Nearly £250k was pledged to deliver the Council’s climate change objectives and energy management plans at a meeting of the Executive last night.
Most of the sum (£217,000) will be match funded by Salix Finance, a company providing government funding to the public sector to improve energy efficiency, reduce carbon emissions and lower energy bills. The remainder (£25,000) will cover officer support, giving a total of £459,000 to spend on projects.
On 23 July the Council declared a climate emergency. It confirmed its commitment to collaborating with partners to achieve a net zero carbon emissions target goal by 2030, working towards a carbon free borough and establishing a local Climate Change Partnership. It also vowed to support local initiatives such as Plastic Free Guildford.
James Whiteman, Managing Director said: ‘Since 2007 we’ve invested over £8 million on energy saving projects including insulation, boiler replacements, LED lighting in all car parks, air source heat pumps and solar PV panels.
He adds: ‘We lead by example on protecting our environment and our borough. The investment agreed last night is testament to this. With the match funding from Salix we’ll have nearly half a million pounds to spend on energy projects over the next year. They include developing better Co2 emission analysis, generating income from Renewable Energy Feed-in tariffs (FITS) and Renewable Heat Incentives (RHI) claims, promoting Passivhaus standards for new build homes, plus greener travel through the Easit network scheme.’
The Council launched a Climate Change and Innovation Board (CCIB) this year to develop an overall strategy for the reduction of carbon emissions within the Council and the borough. Its key priorities are:
• Buildings and Planning
• Trees and green spaces
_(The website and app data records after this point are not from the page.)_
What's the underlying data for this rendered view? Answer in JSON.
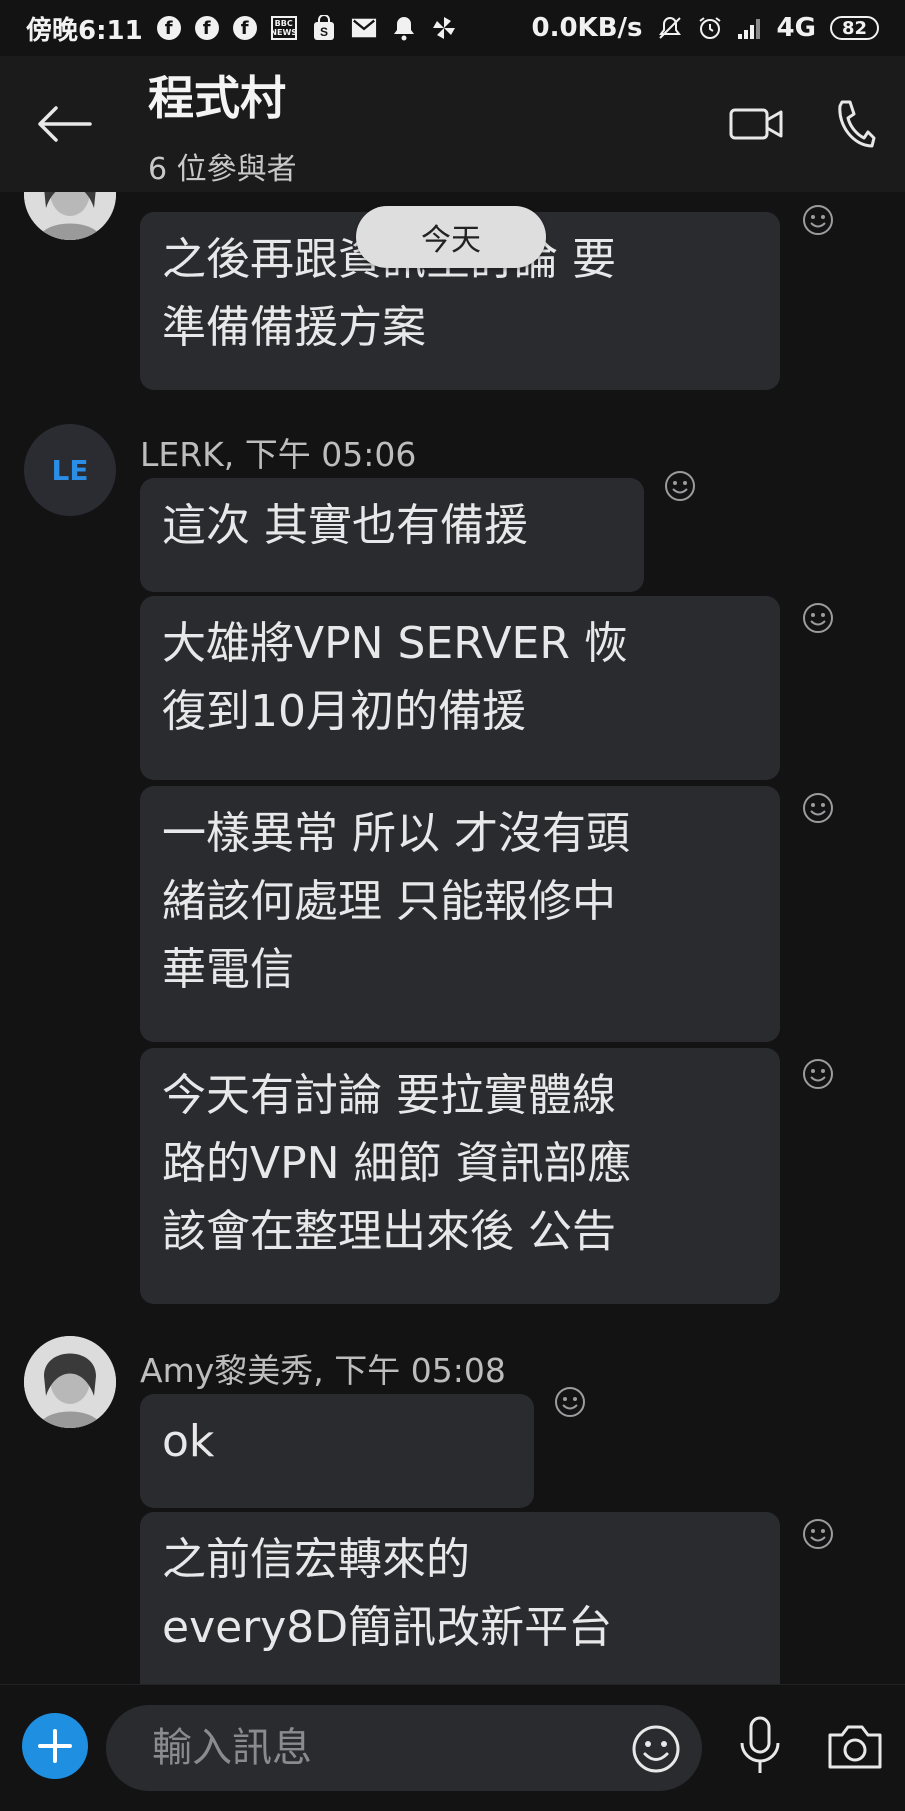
{
  "status_bar": {
    "time": "傍晚6:11",
    "network_speed": "0.0KB/s",
    "network_type": "4G",
    "battery": "82",
    "icons": [
      "facebook-icon",
      "facebook-icon",
      "facebook-icon",
      "bbc-news-icon",
      "shopee-icon",
      "gmail-icon",
      "bell-icon",
      "pinwheel-icon",
      "mute-icon",
      "alarm-icon",
      "signal-icon"
    ]
  },
  "header": {
    "title": "程式村",
    "participants": "6 位參與者"
  },
  "chat": {
    "date_pill": "今天",
    "messages": [
      {
        "sender": "",
        "time": "",
        "text": "之後再跟資訊室討論 要\n準備備援方案"
      },
      {
        "sender": "LERK, 下午 05:06",
        "avatar": "LE",
        "text": "這次 其實也有備援"
      },
      {
        "text": "大雄將VPN SERVER 恢\n復到10月初的備援"
      },
      {
        "text": "一樣異常 所以 才沒有頭\n緒該何處理 只能報修中\n華電信"
      },
      {
        "text": "今天有討論  要拉實體線\n路的VPN  細節 資訊部應\n該會在整理出來後 公告"
      },
      {
        "sender": "Amy黎美秀, 下午 05:08",
        "text": "ok"
      },
      {
        "text": "之前信宏轉來的\nevery8D簡訊改新平台"
      }
    ]
  },
  "composer": {
    "placeholder": "輸入訊息"
  },
  "colors": {
    "background": "#131314",
    "bubble": "#2a2b2e",
    "accent": "#1e8fe1"
  }
}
The CCIB will drive how we can all make living working and visiting Guildford more environmentally sustainable together. For the first time representatives from key external partners have been invited to join the group, including a professor of innovation and sustainability from University of Surrey and members from the Guildford Environmental Forum.